**SOURCE MATERIAL**
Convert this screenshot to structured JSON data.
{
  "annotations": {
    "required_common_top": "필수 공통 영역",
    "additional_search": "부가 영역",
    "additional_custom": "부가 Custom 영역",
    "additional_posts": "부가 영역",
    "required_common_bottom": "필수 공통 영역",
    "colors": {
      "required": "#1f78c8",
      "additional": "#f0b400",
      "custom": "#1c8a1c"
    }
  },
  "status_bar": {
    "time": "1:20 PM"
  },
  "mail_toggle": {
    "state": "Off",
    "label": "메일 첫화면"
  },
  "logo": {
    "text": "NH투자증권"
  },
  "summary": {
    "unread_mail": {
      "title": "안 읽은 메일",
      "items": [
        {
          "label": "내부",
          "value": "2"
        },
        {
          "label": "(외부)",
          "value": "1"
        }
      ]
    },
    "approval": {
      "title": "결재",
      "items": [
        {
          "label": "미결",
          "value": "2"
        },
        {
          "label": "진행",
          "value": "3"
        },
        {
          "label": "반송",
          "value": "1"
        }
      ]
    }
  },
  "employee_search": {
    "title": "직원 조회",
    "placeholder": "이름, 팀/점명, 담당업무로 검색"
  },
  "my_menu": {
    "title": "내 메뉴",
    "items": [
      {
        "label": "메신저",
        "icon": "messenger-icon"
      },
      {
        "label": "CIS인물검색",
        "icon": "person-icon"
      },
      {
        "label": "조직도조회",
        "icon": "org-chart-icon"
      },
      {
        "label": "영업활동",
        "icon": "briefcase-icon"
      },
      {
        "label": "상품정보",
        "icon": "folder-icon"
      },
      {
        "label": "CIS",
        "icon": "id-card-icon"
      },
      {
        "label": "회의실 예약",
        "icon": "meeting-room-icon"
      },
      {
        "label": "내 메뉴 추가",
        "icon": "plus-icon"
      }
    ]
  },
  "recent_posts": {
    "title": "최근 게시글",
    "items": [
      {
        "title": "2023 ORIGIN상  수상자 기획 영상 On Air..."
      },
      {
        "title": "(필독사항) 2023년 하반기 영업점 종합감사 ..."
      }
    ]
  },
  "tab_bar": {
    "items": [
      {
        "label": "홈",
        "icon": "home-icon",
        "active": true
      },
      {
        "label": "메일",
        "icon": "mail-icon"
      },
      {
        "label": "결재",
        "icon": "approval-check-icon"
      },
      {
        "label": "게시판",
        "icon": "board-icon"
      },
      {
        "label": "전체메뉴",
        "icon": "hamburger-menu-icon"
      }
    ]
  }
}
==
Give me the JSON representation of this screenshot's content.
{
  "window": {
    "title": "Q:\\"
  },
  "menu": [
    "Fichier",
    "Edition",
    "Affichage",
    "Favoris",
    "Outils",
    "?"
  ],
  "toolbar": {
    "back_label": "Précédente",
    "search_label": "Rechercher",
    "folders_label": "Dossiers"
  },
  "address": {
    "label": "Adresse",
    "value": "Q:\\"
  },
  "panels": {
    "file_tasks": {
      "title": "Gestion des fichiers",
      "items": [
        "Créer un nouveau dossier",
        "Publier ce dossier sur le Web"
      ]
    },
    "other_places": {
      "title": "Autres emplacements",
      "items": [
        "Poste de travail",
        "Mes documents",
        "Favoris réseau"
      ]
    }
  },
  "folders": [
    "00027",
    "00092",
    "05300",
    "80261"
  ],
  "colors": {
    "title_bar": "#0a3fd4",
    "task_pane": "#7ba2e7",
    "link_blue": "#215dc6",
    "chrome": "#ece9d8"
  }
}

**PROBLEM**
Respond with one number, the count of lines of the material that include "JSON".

**RESPONSE**
2